#### Work request:
Filter these records by the string "shield", copying each line that holds it.

#### Entries provided:
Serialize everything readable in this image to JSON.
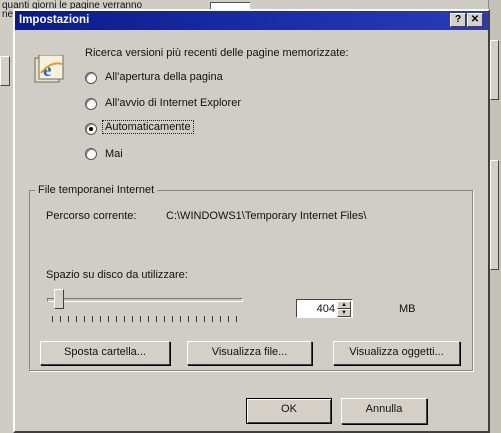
{
  "background": {
    "line1": "quanti giorni le pagine verranno",
    "line2": "nel"
  },
  "dialog": {
    "title": "Impostazioni",
    "help_glyph": "?",
    "close_glyph": "✕"
  },
  "check_newer": {
    "heading": "Ricerca versioni più recenti delle pagine memorizzate:",
    "options": [
      {
        "label": "All'apertura della pagina",
        "checked": false
      },
      {
        "label": "All'avvio di Internet Explorer",
        "checked": false
      },
      {
        "label": "Automaticamente",
        "checked": true
      },
      {
        "label": "Mai",
        "checked": false
      }
    ]
  },
  "temp_files": {
    "group_title": "File temporanei Internet",
    "path_label": "Percorso corrente:",
    "path_value": "C:\\WINDOWS1\\Temporary Internet Files\\",
    "disk_label": "Spazio su disco da utilizzare:",
    "disk_value": "404",
    "disk_unit": "MB",
    "slider_level": 0.04,
    "move_folder": "Sposta cartella...",
    "view_files": "Visualizza file...",
    "view_objects": "Visualizza oggetti..."
  },
  "footer": {
    "ok": "OK",
    "cancel": "Annulla"
  },
  "icons": {
    "ie": "internet-explorer-icon",
    "help": "help-icon",
    "close": "close-icon"
  },
  "colors": {
    "title_bar": "#0a1a8a",
    "dialog_bg": "#d0cdc6"
  }
}
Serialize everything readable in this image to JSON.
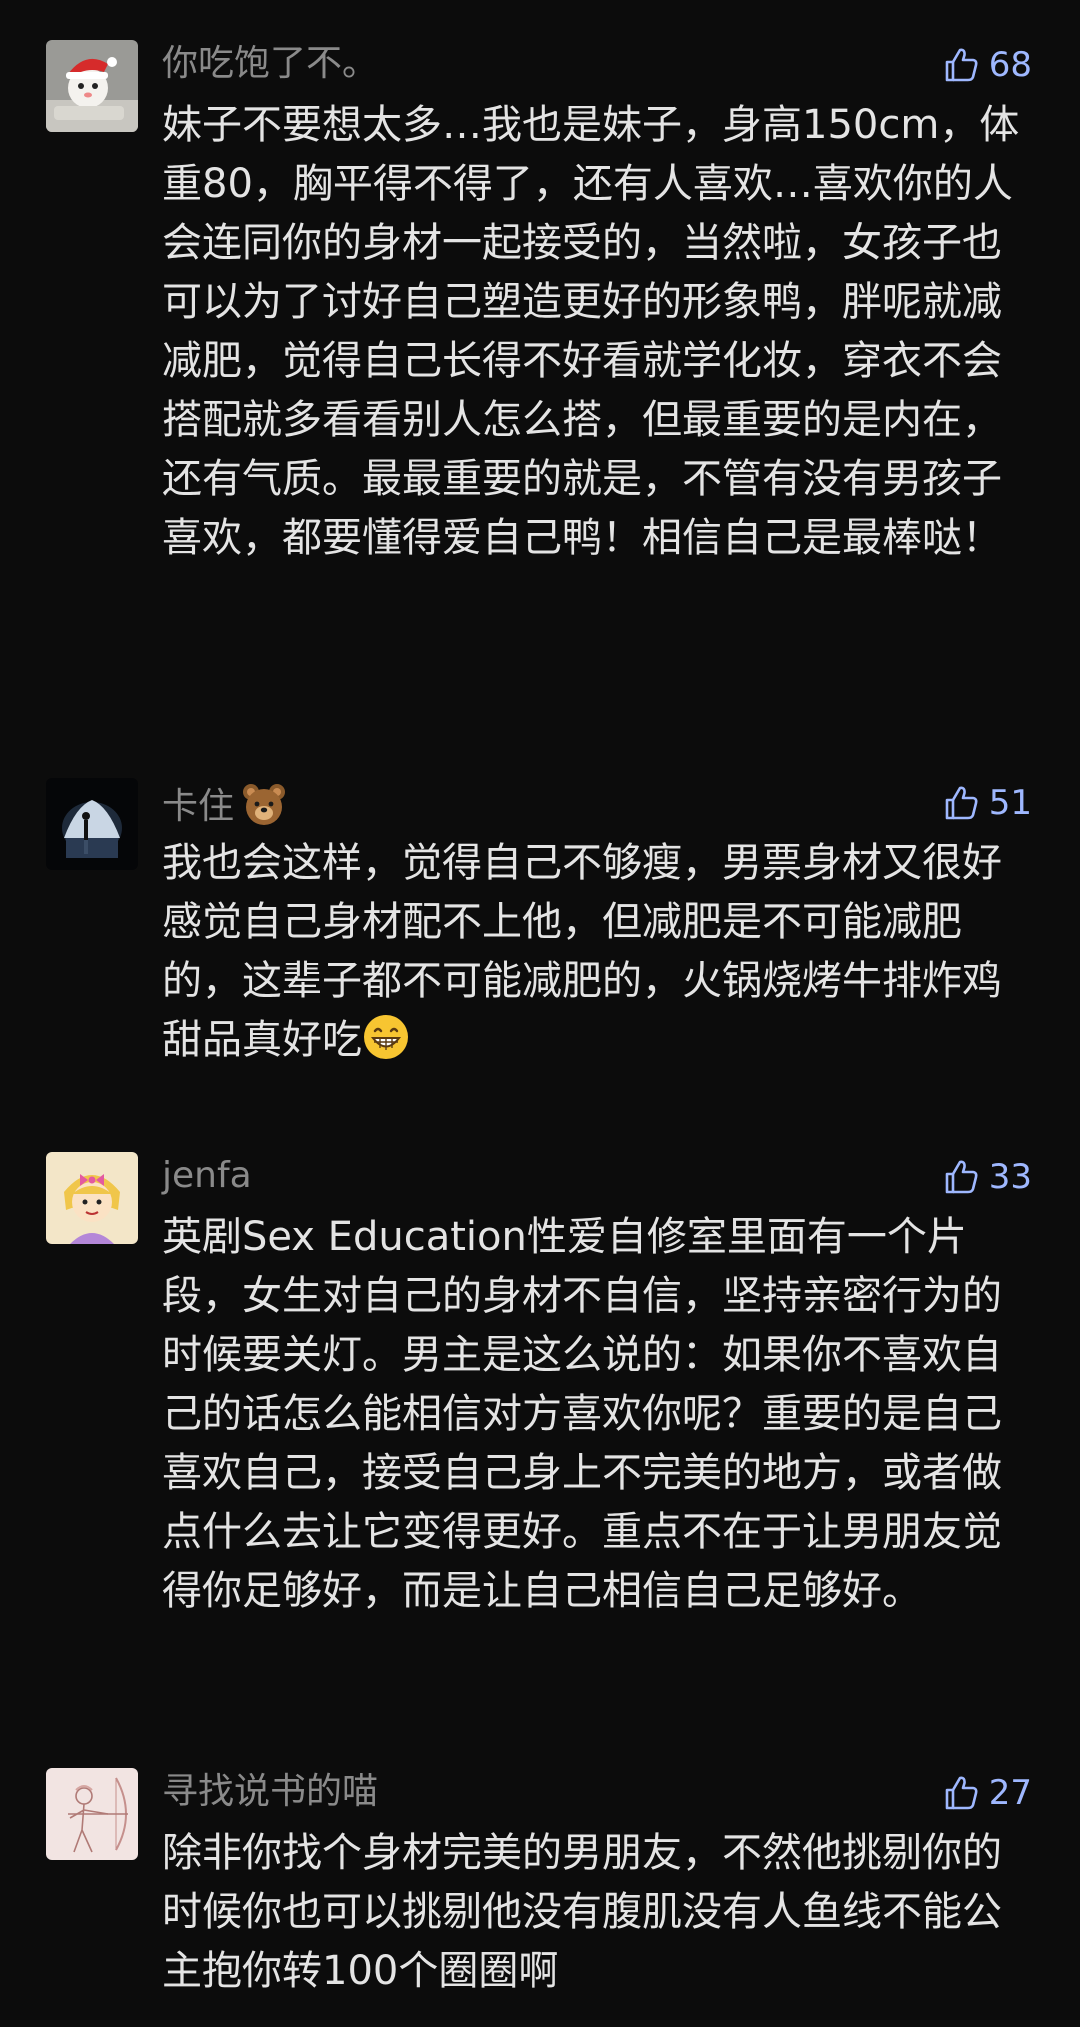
{
  "comments": [
    {
      "username": "你吃饱了不。",
      "likes": "68",
      "avatar_icon": "santa-hat-avatar-icon",
      "text": "妹子不要想太多…我也是妹子，身高150cm，体重80，胸平得不得了，还有人喜欢…喜欢你的人会连同你的身材一起接受的，当然啦，女孩子也可以为了讨好自己塑造更好的形象鸭，胖呢就减减肥，觉得自己长得不好看就学化妆，穿衣不会搭配就多看看别人怎么搭，但最重要的是内在，还有气质。最最重要的就是，不管有没有男孩子喜欢，都要懂得爱自己鸭！相信自己是最棒哒！"
    },
    {
      "username": "卡住",
      "username_emoji": "bear-face-emoji",
      "likes": "51",
      "avatar_icon": "silhouette-avatar-icon",
      "text": "我也会这样，觉得自己不够瘦，男票身材又很好感觉自己身材配不上他，但减肥是不可能减肥的，这辈子都不可能减肥的，火锅烧烤牛排炸鸡甜品真好吃",
      "text_emoji": "grinning-face-emoji"
    },
    {
      "username": "jenfa",
      "likes": "33",
      "avatar_icon": "cartoon-girl-avatar-icon",
      "text": "英剧Sex Education性爱自修室里面有一个片段，女生对自己的身材不自信，坚持亲密行为的时候要关灯。男主是这么说的：如果你不喜欢自己的话怎么能相信对方喜欢你呢？重要的是自己喜欢自己，接受自己身上不完美的地方，或者做点什么去让它变得更好。重点不在于让男朋友觉得你足够好，而是让自己相信自己足够好。"
    },
    {
      "username": "寻找说书的喵",
      "likes": "27",
      "avatar_icon": "archer-sketch-avatar-icon",
      "text": "除非你找个身材完美的男朋友，不然他挑剔你的时候你也可以挑剔他没有腹肌没有人鱼线不能公主抱你转100个圈圈啊"
    }
  ],
  "colors": {
    "background": "#0c0c0c",
    "username": "#8a8a8a",
    "text": "#e4e4e4",
    "like_accent": "#9fb8ff"
  }
}
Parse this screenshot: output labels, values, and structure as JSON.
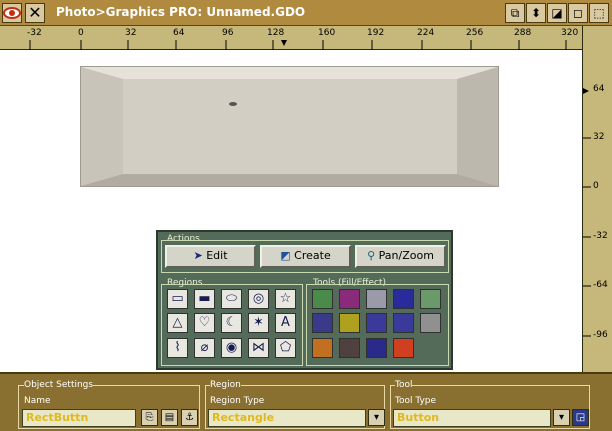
{
  "window": {
    "title": "Photo>Graphics PRO: Unnamed.GDO",
    "close_glyph": "✕",
    "buttons": [
      "⧉",
      "⬍",
      "◪",
      "◻",
      "⬚"
    ]
  },
  "ruler": {
    "horizontal": [
      "-32",
      "0",
      "32",
      "64",
      "96",
      "128",
      "160",
      "192",
      "224",
      "256",
      "288",
      "320"
    ],
    "vertical": [
      "64",
      "32",
      "0",
      "-32",
      "-64",
      "-96"
    ]
  },
  "palette": {
    "actions_label": "Actions",
    "actions": [
      {
        "label": "Edit",
        "icon": "pointer-icon"
      },
      {
        "label": "Create",
        "icon": "create-icon"
      },
      {
        "label": "Pan/Zoom",
        "icon": "magnifier-icon"
      }
    ],
    "regions_label": "Regions",
    "regions": [
      "▭",
      "▬",
      "⬭",
      "◎",
      "☆",
      "△",
      "♡",
      "☾",
      "✶",
      "A",
      "⌇",
      "⌀",
      "◉",
      "⋈",
      "⬠"
    ],
    "tools_label": "Tools (Fill/Effect)",
    "tools": [
      "#4a8a4a",
      "#8a2a7a",
      "#9a9aa8",
      "#2a2a9a",
      "#6a9a6a",
      "#3a3a8a",
      "#b0a020",
      "#3a3a9a",
      "#3a3a9a",
      "#909090",
      "#c07020",
      "#504040",
      "#2a2a8a",
      "#d04020"
    ]
  },
  "bottom": {
    "object": {
      "title": "Object Settings",
      "field_label": "Name",
      "value": "RectButtn"
    },
    "region": {
      "title": "Region",
      "field_label": "Region Type",
      "value": "Rectangle"
    },
    "tool": {
      "title": "Tool",
      "field_label": "Tool Type",
      "value": "Button"
    }
  }
}
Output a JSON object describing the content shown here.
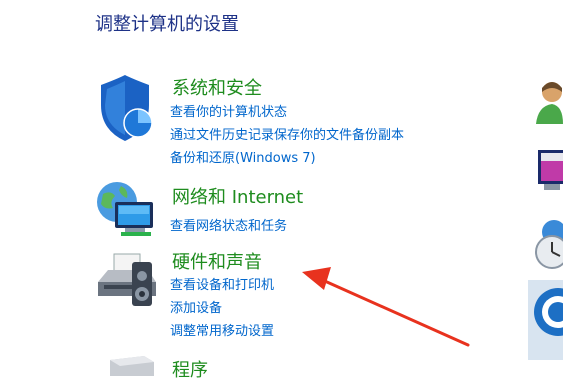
{
  "page": {
    "title": "调整计算机的设置"
  },
  "categories": [
    {
      "title": "系统和安全",
      "icon": "shield-icon",
      "links": [
        "查看你的计算机状态",
        "通过文件历史记录保存你的文件备份副本",
        "备份和还原(Windows 7)"
      ]
    },
    {
      "title": "网络和 Internet",
      "icon": "network-globe-icon",
      "links": [
        "查看网络状态和任务"
      ]
    },
    {
      "title": "硬件和声音",
      "icon": "printer-speaker-icon",
      "links": [
        "查看设备和打印机",
        "添加设备",
        "调整常用移动设置"
      ]
    },
    {
      "title": "程序",
      "icon": "programs-icon",
      "links": []
    }
  ],
  "right_column_icons": [
    "user-accounts-icon",
    "appearance-icon",
    "clock-globe-icon",
    "ease-of-access-icon"
  ],
  "annotation": {
    "type": "red-arrow",
    "color": "#e8321e",
    "points_to": "硬件和声音"
  },
  "colors": {
    "category_title": "#1e8c1e",
    "link": "#0066cc",
    "page_title": "#1e3287"
  }
}
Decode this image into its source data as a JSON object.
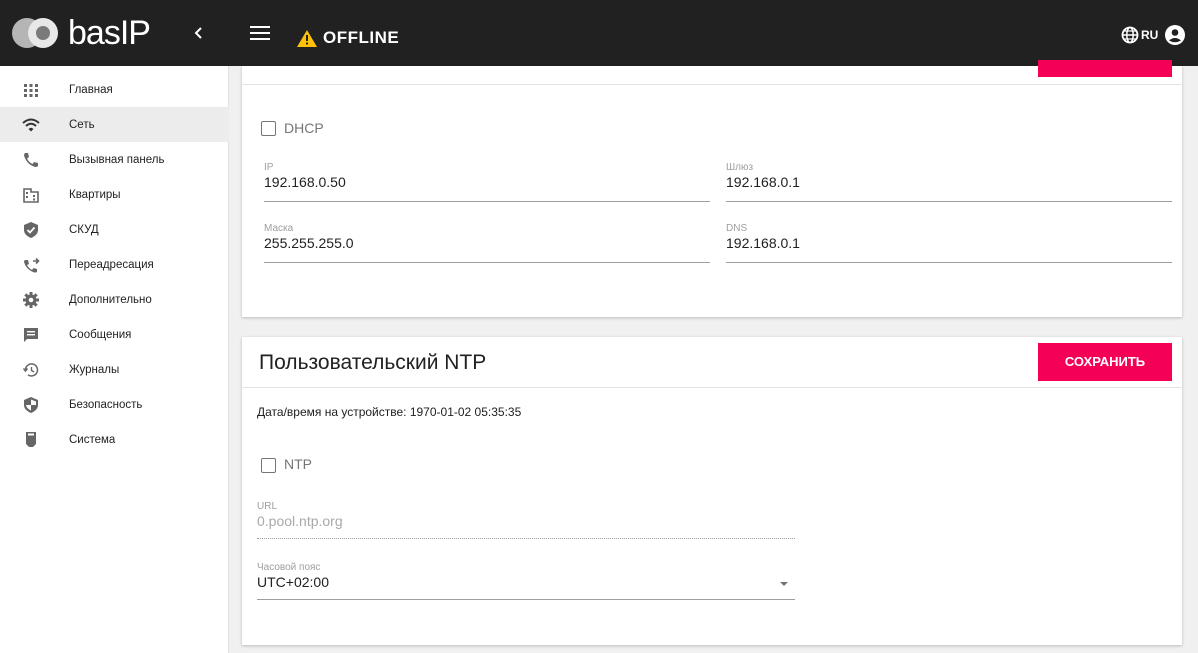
{
  "header": {
    "logo_text": "basIP",
    "status_text": "OFFLINE",
    "language": "RU",
    "colors": {
      "bar": "#212121",
      "warning": "#ffc107"
    }
  },
  "sidebar": {
    "items": [
      {
        "label": "Главная",
        "icon": "apps-grid-icon",
        "active": false
      },
      {
        "label": "Сеть",
        "icon": "wifi-icon",
        "active": true
      },
      {
        "label": "Вызывная панель",
        "icon": "phone-icon",
        "active": false
      },
      {
        "label": "Квартиры",
        "icon": "building-icon",
        "active": false
      },
      {
        "label": "СКУД",
        "icon": "shield-check-icon",
        "active": false
      },
      {
        "label": "Переадресация",
        "icon": "phone-forward-icon",
        "active": false
      },
      {
        "label": "Дополнительно",
        "icon": "gear-icon",
        "active": false
      },
      {
        "label": "Сообщения",
        "icon": "message-icon",
        "active": false
      },
      {
        "label": "Журналы",
        "icon": "history-icon",
        "active": false
      },
      {
        "label": "Безопасность",
        "icon": "security-shield-icon",
        "active": false
      },
      {
        "label": "Система",
        "icon": "system-chip-icon",
        "active": false
      }
    ]
  },
  "network_card": {
    "dhcp_label": "DHCP",
    "dhcp_checked": false,
    "ip": {
      "label": "IP",
      "value": "192.168.0.50"
    },
    "gateway": {
      "label": "Шлюз",
      "value": "192.168.0.1"
    },
    "mask": {
      "label": "Маска",
      "value": "255.255.255.0"
    },
    "dns": {
      "label": "DNS",
      "value": "192.168.0.1"
    }
  },
  "ntp_card": {
    "title": "Пользовательский NTP",
    "save_label": "СОХРАНИТЬ",
    "datetime_text": "Дата/время на устройстве: 1970-01-02 05:35:35",
    "ntp_label": "NTP",
    "ntp_checked": false,
    "url": {
      "label": "URL",
      "value": "0.pool.ntp.org"
    },
    "timezone": {
      "label": "Часовой пояс",
      "value": "UTC+02:00"
    }
  },
  "accent_color": "#f50057"
}
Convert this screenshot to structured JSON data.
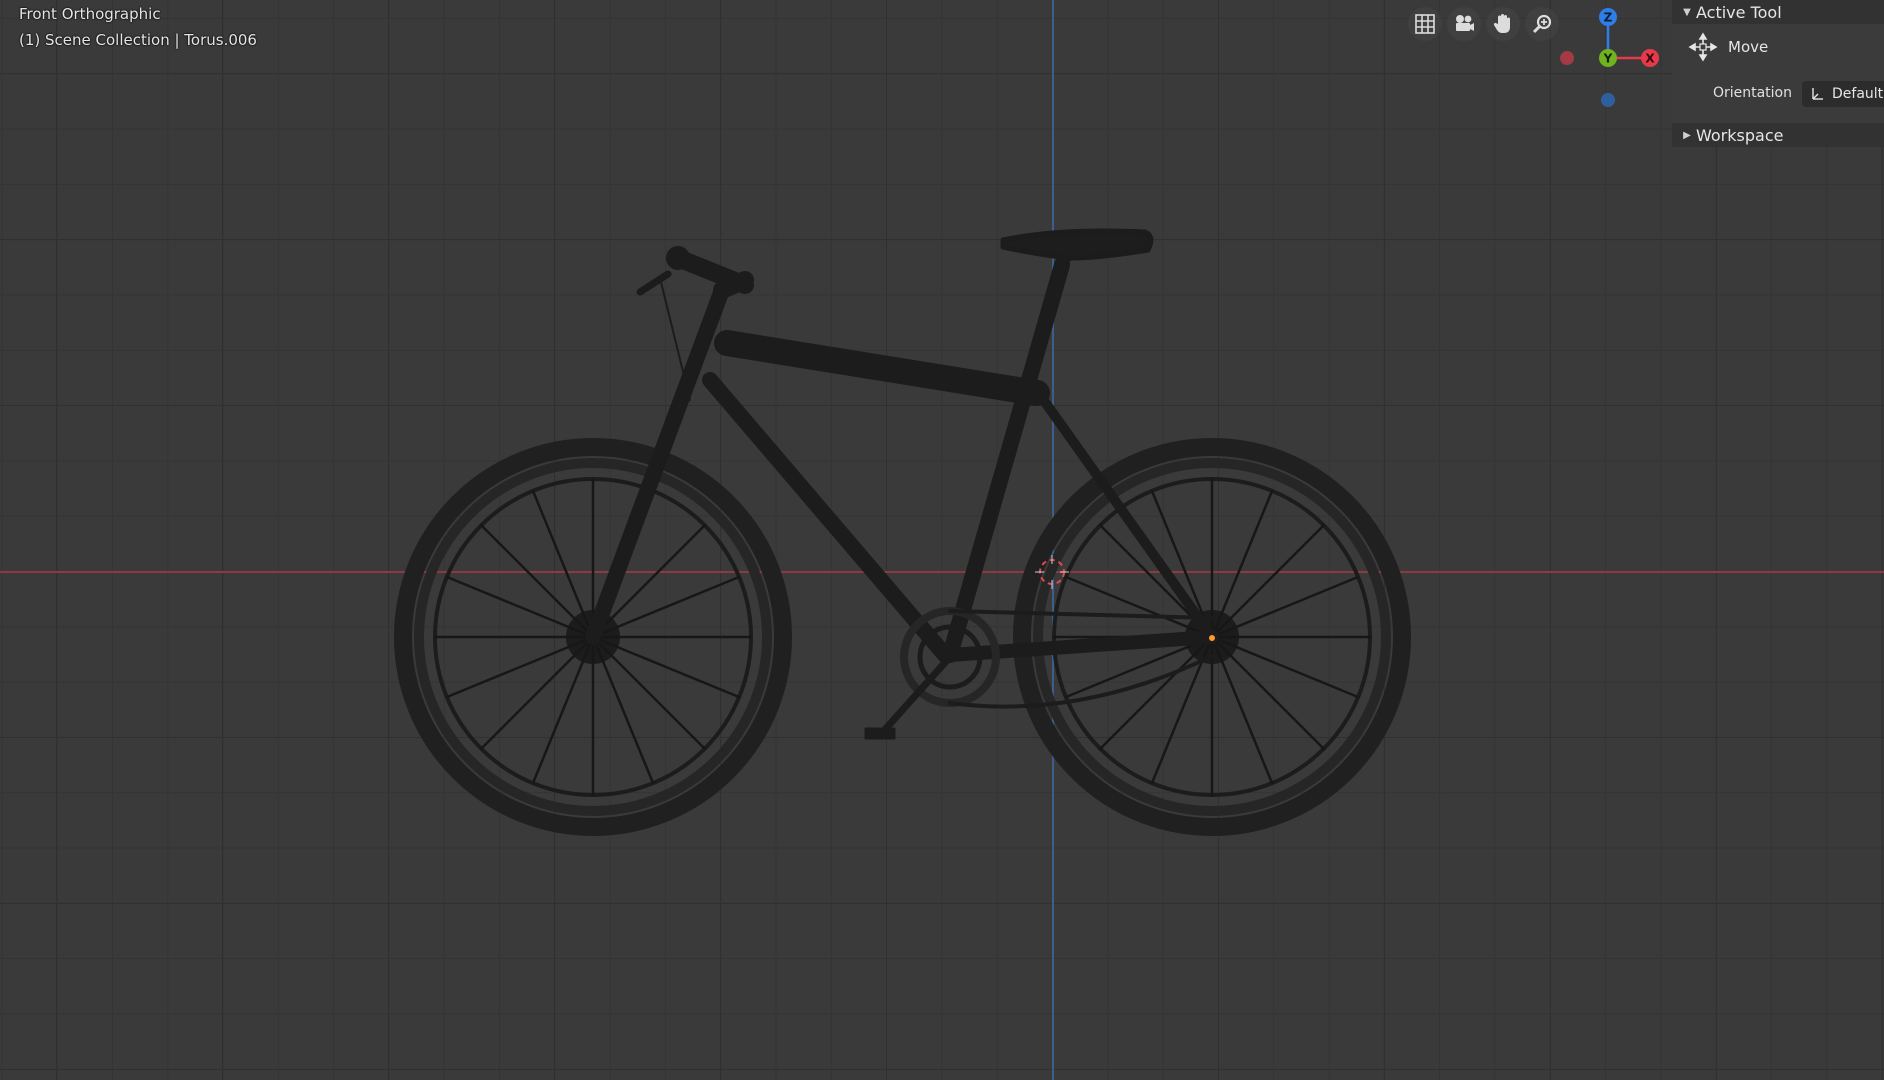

#### Response to this task:
      "icon": "shield-icon",
        "icon": "shield-check-icon",
        "icon": "security-shield-icon",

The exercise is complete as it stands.